§ WHAT YOU HAVE TO DO: Each line that holds the string "header" counts once. Say how many such lines the entries have, giving the number only.

Entries from a dataset of interfaces:
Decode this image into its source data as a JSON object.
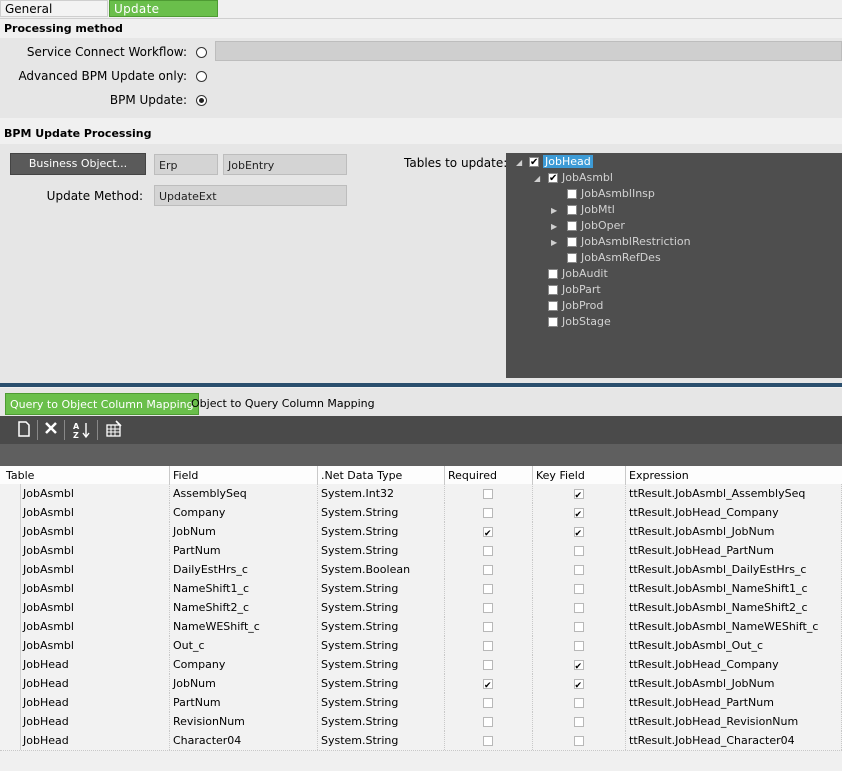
{
  "tabs": [
    {
      "label": "General Properties",
      "active": false
    },
    {
      "label": "Update  Processing",
      "active": true
    }
  ],
  "processing_method": {
    "header": "Processing method",
    "options": [
      {
        "label": "Service Connect Workflow:",
        "selected": false
      },
      {
        "label": "Advanced BPM Update only:",
        "selected": false
      },
      {
        "label": "BPM Update:",
        "selected": true
      }
    ],
    "workflow_value": ""
  },
  "bpm_update": {
    "header": "BPM Update Processing",
    "business_object_button": "Business Object...",
    "bo_system": "Erp",
    "bo_name": "JobEntry",
    "update_method_label": "Update Method:",
    "update_method_value": "UpdateExt",
    "tables_label": "Tables to update:"
  },
  "tree": {
    "JobHead": "JobHead",
    "JobAsmbl": "JobAsmbl",
    "JobAsmblInsp": "JobAsmblInsp",
    "JobMtl": "JobMtl",
    "JobOper": "JobOper",
    "JobAsmblRestriction": "JobAsmblRestriction",
    "JobAsmRefDes": "JobAsmRefDes",
    "JobAudit": "JobAudit",
    "JobPart": "JobPart",
    "JobProd": "JobProd",
    "JobStage": "JobStage"
  },
  "mapping_tabs": [
    {
      "label": "Query to Object Column Mapping",
      "active": true
    },
    {
      "label": "Object to Query Column Mapping",
      "active": false
    }
  ],
  "toolbar": [
    "new-icon",
    "delete-icon",
    "sort-icon",
    "grid-settings-icon"
  ],
  "grid": {
    "columns": [
      "Table",
      "Field",
      ".Net Data Type",
      "Required",
      "Key Field",
      "Expression"
    ],
    "rows": [
      {
        "table": "JobAsmbl",
        "field": "AssemblySeq",
        "type": "System.Int32",
        "required": false,
        "key": true,
        "expr": "ttResult.JobAsmbl_AssemblySeq"
      },
      {
        "table": "JobAsmbl",
        "field": "Company",
        "type": "System.String",
        "required": false,
        "key": true,
        "expr": "ttResult.JobHead_Company"
      },
      {
        "table": "JobAsmbl",
        "field": "JobNum",
        "type": "System.String",
        "required": true,
        "key": true,
        "expr": "ttResult.JobAsmbl_JobNum"
      },
      {
        "table": "JobAsmbl",
        "field": "PartNum",
        "type": "System.String",
        "required": false,
        "key": false,
        "expr": "ttResult.JobHead_PartNum"
      },
      {
        "table": "JobAsmbl",
        "field": "DailyEstHrs_c",
        "type": "System.Boolean",
        "required": false,
        "key": false,
        "expr": "ttResult.JobAsmbl_DailyEstHrs_c"
      },
      {
        "table": "JobAsmbl",
        "field": "NameShift1_c",
        "type": "System.String",
        "required": false,
        "key": false,
        "expr": "ttResult.JobAsmbl_NameShift1_c"
      },
      {
        "table": "JobAsmbl",
        "field": "NameShift2_c",
        "type": "System.String",
        "required": false,
        "key": false,
        "expr": "ttResult.JobAsmbl_NameShift2_c"
      },
      {
        "table": "JobAsmbl",
        "field": "NameWEShift_c",
        "type": "System.String",
        "required": false,
        "key": false,
        "expr": "ttResult.JobAsmbl_NameWEShift_c"
      },
      {
        "table": "JobAsmbl",
        "field": "Out_c",
        "type": "System.String",
        "required": false,
        "key": false,
        "expr": "ttResult.JobAsmbl_Out_c"
      },
      {
        "table": "JobHead",
        "field": "Company",
        "type": "System.String",
        "required": false,
        "key": true,
        "expr": "ttResult.JobHead_Company"
      },
      {
        "table": "JobHead",
        "field": "JobNum",
        "type": "System.String",
        "required": true,
        "key": true,
        "expr": "ttResult.JobAsmbl_JobNum"
      },
      {
        "table": "JobHead",
        "field": "PartNum",
        "type": "System.String",
        "required": false,
        "key": false,
        "expr": "ttResult.JobHead_PartNum"
      },
      {
        "table": "JobHead",
        "field": "RevisionNum",
        "type": "System.String",
        "required": false,
        "key": false,
        "expr": "ttResult.JobHead_RevisionNum"
      },
      {
        "table": "JobHead",
        "field": "Character04",
        "type": "System.String",
        "required": false,
        "key": false,
        "expr": "ttResult.JobHead_Character04"
      }
    ]
  }
}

§ EXPECTED ANSWER: 2